• _Required work_: I need every line of the material below that includes the string "title".

• _Extracted records_:
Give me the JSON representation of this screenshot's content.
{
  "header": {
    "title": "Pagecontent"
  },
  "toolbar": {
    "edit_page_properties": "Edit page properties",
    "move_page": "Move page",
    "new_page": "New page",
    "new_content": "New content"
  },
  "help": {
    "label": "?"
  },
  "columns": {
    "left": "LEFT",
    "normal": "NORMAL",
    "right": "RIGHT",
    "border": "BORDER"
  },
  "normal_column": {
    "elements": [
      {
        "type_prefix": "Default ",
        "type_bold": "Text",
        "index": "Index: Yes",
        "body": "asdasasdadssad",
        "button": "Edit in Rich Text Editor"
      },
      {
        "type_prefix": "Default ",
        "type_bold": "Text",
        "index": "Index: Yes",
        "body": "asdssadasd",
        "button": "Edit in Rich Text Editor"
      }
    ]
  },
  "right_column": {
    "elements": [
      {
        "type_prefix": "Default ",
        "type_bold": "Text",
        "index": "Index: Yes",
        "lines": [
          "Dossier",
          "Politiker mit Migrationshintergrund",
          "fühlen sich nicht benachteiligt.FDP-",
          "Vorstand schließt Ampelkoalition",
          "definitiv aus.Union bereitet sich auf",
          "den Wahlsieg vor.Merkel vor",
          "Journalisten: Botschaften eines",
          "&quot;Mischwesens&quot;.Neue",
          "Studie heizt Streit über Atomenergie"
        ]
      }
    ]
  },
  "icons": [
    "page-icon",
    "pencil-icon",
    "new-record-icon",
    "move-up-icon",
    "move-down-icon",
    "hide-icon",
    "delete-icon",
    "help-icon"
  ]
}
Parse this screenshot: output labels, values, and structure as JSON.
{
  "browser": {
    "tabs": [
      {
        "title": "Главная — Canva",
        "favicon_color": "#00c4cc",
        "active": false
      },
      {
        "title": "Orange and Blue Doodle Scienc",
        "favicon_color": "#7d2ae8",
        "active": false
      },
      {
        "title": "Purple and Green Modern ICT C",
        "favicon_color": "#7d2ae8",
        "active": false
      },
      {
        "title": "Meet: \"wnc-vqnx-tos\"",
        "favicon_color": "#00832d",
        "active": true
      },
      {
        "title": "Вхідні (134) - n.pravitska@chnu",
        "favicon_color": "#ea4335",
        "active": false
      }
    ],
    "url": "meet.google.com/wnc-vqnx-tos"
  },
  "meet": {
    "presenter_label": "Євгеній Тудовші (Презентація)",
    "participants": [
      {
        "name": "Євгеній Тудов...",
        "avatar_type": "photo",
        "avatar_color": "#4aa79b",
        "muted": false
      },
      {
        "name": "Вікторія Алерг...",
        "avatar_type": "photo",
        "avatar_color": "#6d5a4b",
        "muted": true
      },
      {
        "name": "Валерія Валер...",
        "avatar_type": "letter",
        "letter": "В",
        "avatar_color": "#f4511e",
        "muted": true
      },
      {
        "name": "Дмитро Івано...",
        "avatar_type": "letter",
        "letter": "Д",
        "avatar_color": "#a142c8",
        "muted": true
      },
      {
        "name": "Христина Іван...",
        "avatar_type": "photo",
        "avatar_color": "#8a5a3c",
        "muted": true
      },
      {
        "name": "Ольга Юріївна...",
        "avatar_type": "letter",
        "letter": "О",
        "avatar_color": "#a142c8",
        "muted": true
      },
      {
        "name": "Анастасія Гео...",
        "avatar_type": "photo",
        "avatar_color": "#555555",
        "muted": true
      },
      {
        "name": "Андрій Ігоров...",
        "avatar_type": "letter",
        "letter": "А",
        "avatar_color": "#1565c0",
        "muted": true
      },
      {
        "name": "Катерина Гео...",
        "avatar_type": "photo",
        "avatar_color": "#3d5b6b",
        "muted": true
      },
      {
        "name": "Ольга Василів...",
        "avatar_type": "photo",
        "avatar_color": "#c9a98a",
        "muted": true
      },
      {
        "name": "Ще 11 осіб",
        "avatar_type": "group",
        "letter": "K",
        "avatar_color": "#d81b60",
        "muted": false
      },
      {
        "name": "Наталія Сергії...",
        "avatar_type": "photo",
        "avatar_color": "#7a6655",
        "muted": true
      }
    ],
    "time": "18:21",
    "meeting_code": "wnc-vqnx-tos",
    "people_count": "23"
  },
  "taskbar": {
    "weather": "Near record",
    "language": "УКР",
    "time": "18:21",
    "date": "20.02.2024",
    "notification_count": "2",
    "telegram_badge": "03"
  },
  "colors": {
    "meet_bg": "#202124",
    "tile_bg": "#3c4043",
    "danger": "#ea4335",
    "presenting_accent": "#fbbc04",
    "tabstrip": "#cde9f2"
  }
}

• _Solution to this exercise_:
    "title": "Pagecontent"
        "title": "Главная — Canva",
        "title": "Orange and Blue Doodle Scienc",
        "title": "Purple and Green Modern ICT C",
        "title": "Meet: \"wnc-vqnx-tos\"",
        "title": "Вхідні (134) - n.pravitska@chnu",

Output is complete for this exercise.